                  in the faithless grow weak,
And each time the outer door grated, an eager flush
                  sprang to her cheek –

'Twasn't he, and it died with a flicker, and then
                  what I had long dreaded came:
I was serving two drovers with liquor when one of
                  them mentioned his name.
"Oh, yes!" said the other one, winking, "on the
                  Paroo I saw him, he'd been
In Eulo a fortnight then, drinking, and driving
                  about with "The Queen"
While the bullocks were going to glory, and his
                  billet was not worth a G --- d --- ;”
I told him to cut short the story, as I pulled-to the
                  door with a slam -
Too late! for the words were loud-spoken, and Skeeta
                  was out in the hall,
Then I knew that a girl's heart was broken, as I
                  heard a low cry and a fall.

And then came a day when the doctor went home,
                  for the truth was avowed;
And I knew that my hands, which had rocked her in
                  childhood, would fashion her shroud,
I knew we should tenderly carry and lay her where
                  many more lie,
Ah, why will the girls love and marry, when men are
                  not worthy, ah, why?
She lay there a-dying, our Skeeta; not e'en did she
                  stir at my kiss,
In the next world perchance we may greet her, but
                  never, ah, never, in this.
Like the last breath of air in a gully, that sighs as
                  the sun slowly dips,
To the knell of a heart beating dully, her soul
                  struggled out on her lips.
But she lifted great eyelids and pallid, while once
                  more beneath them there glowed
The fire of Love, as she rallied at sound of hoofs
                  out on the road;
They rang sharp and clear on the metal, they ceased
                  at the gate in the lane,
A pause, and we heard the beats settle in long,
                  swinging cadence again;
With a rattle, a rush, and a clatter the rider came
                  down by the store,
And neared us, but what did it matter? he never
                  pulled rein at the door,
But over the brow of the hill he sped on with a
                  low muffled roll,
"Twas only young Smith on his filly; he passed, and
                  so too did her soul.

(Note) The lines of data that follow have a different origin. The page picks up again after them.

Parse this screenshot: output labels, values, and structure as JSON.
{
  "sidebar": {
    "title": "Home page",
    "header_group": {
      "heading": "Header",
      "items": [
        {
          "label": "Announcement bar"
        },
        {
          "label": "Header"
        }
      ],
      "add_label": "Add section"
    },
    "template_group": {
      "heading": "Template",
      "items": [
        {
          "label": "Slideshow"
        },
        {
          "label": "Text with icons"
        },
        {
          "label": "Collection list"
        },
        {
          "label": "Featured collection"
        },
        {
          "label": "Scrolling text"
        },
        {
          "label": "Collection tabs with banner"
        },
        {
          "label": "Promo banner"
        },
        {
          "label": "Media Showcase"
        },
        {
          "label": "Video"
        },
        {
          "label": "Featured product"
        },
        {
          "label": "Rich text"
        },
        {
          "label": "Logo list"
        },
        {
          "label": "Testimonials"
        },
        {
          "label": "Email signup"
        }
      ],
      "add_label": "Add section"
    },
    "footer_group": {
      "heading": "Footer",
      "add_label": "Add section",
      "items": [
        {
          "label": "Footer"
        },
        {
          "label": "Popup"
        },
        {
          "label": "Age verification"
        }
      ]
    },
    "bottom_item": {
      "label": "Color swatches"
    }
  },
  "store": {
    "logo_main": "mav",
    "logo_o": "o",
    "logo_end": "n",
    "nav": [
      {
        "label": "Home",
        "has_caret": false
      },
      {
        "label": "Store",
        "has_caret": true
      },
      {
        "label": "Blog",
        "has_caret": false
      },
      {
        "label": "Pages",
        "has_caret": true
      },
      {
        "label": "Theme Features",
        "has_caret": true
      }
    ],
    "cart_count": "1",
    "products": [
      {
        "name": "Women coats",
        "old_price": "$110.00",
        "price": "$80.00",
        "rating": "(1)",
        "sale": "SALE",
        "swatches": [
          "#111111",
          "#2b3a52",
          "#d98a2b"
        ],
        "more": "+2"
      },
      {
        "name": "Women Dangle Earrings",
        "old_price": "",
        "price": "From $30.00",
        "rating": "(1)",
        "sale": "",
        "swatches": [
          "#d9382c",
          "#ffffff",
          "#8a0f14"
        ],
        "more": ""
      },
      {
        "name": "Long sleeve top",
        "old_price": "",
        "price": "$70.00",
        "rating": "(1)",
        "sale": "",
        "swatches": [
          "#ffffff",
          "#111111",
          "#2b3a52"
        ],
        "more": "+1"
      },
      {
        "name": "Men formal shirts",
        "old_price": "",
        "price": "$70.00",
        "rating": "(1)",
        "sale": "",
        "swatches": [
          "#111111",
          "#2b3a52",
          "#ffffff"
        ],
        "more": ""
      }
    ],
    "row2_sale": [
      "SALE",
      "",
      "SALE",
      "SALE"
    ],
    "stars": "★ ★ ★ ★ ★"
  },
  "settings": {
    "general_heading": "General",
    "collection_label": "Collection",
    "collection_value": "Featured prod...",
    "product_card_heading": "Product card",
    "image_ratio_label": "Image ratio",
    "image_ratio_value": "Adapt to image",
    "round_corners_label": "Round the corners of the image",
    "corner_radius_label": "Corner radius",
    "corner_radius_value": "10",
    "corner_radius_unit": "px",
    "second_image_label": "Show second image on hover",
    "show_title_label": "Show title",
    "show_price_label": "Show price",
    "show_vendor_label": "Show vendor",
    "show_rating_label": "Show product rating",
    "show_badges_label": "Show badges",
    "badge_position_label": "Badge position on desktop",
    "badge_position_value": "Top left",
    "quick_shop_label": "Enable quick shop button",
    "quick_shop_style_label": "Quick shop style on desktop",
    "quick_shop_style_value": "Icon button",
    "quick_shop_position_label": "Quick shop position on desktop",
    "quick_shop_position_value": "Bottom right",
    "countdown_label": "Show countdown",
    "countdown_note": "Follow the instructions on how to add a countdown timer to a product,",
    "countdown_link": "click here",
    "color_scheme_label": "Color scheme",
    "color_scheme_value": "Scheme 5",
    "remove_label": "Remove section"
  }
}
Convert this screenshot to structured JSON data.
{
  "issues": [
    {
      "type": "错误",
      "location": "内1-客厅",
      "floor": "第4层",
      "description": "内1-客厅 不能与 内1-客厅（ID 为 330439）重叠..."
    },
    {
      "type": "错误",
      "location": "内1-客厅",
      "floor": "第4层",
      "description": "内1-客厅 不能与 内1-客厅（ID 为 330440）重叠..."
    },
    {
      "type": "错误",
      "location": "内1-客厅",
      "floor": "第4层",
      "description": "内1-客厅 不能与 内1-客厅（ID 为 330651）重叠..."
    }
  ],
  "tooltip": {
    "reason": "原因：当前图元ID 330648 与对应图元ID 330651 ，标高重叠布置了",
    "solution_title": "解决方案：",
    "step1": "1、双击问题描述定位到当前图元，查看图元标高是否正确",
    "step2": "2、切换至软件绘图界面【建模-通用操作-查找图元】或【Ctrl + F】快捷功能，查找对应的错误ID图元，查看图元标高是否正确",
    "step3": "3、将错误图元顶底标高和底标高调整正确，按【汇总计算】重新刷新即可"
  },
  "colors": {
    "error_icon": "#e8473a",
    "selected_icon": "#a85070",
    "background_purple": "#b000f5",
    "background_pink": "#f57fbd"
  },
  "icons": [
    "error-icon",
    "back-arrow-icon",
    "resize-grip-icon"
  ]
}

Weeks after, I went down one morning to trim the
                  white rose that had grown
And clasped, with its tender adorning, the plain
                  little cross of white stone.
In the lane dusty drovers were wheeling dull cattle,
                  with turbulent sound,
But I paused as I saw a man kneeling, with his
                  forehead pressed low on the mound;
Already he'd heard me approaching, and slowly I
                  saw him up-rise
And move away, sullenly slouching his “cabbage-
                  tree” over his eyes,
I never said anything to him, as he mounted his horse
                  at the gate,
He didn't know me, but I knew him, the husband
                  who came back too late.